• [Instructions to follow] Give the entries below again, word for word, and leave out the images.

# # # #

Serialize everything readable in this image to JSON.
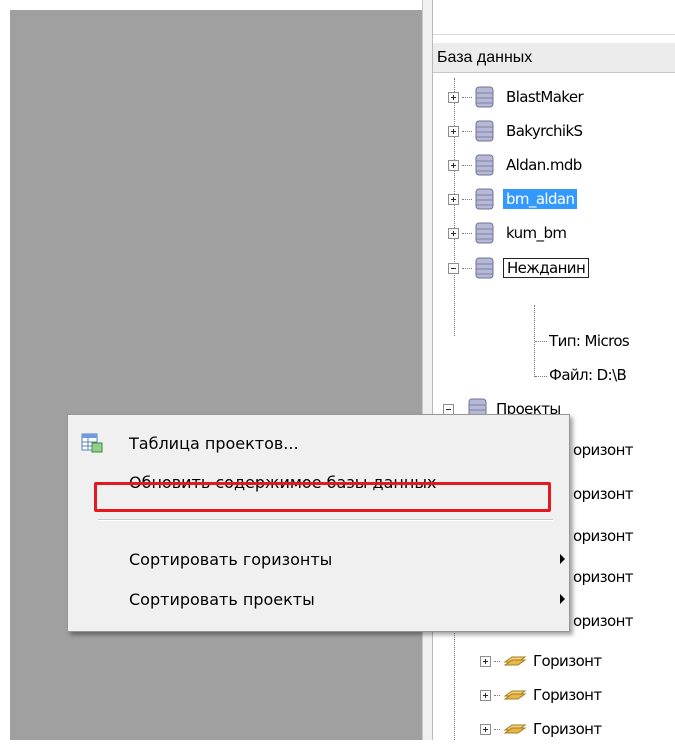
{
  "tree": {
    "header": "База данных",
    "databases": [
      {
        "label": "BlastMaker"
      },
      {
        "label": "BakyrchikS"
      },
      {
        "label": "Aldan.mdb"
      },
      {
        "label": "bm_aldan"
      },
      {
        "label": "kum_bm"
      },
      {
        "label": "Нежданин"
      }
    ],
    "details": [
      {
        "label": "Тип: Micros"
      },
      {
        "label": "Файл: D:\\B"
      }
    ],
    "projects_label": "Проекты",
    "horizons": [
      {
        "label": "оризонт"
      },
      {
        "label": "оризонт"
      },
      {
        "label": "оризонт"
      },
      {
        "label": "оризонт"
      },
      {
        "label": "оризонт"
      },
      {
        "label": "Горизонт"
      },
      {
        "label": "Горизонт"
      },
      {
        "label": "Горизонт"
      }
    ]
  },
  "context_menu": {
    "items": [
      {
        "label": "Таблица проектов..."
      },
      {
        "label": "Обновить содержимое базы данных"
      },
      {
        "label": "Сортировать горизонты"
      },
      {
        "label": "Сортировать проекты"
      }
    ]
  },
  "colors": {
    "selection": "#3399ff",
    "highlight_box": "#e3191f",
    "desktop_gray": "#a0a0a0"
  }
}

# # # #

• [Your solution]
Serialize everything readable in this image to JSON.
{
  "tree": {
    "header": "База данных",
    "databases": [
      {
        "label": "BlastMaker"
      },
      {
        "label": "BakyrchikS"
      },
      {
        "label": "Aldan.mdb"
      },
      {
        "label": "bm_aldan"
      },
      {
        "label": "kum_bm"
      },
      {
        "label": "Нежданин"
      }
    ],
    "details": [
      {
        "label": "Тип: Micros"
      },
      {
        "label": "Файл: D:\\B"
      }
    ],
    "projects_label": "Проекты",
    "horizons": [
      {
        "label": "оризонт"
      },
      {
        "label": "оризонт"
      },
      {
        "label": "оризонт"
      },
      {
        "label": "оризонт"
      },
      {
        "label": "оризонт"
      },
      {
        "label": "Горизонт"
      },
      {
        "label": "Горизонт"
      },
      {
        "label": "Горизонт"
      }
    ]
  },
  "context_menu": {
    "items": [
      {
        "label": "Таблица проектов..."
      },
      {
        "label": "Обновить содержимое базы данных"
      },
      {
        "label": "Сортировать горизонты"
      },
      {
        "label": "Сортировать проекты"
      }
    ]
  },
  "colors": {
    "selection": "#3399ff",
    "highlight_box": "#e3191f",
    "desktop_gray": "#a0a0a0"
  }
}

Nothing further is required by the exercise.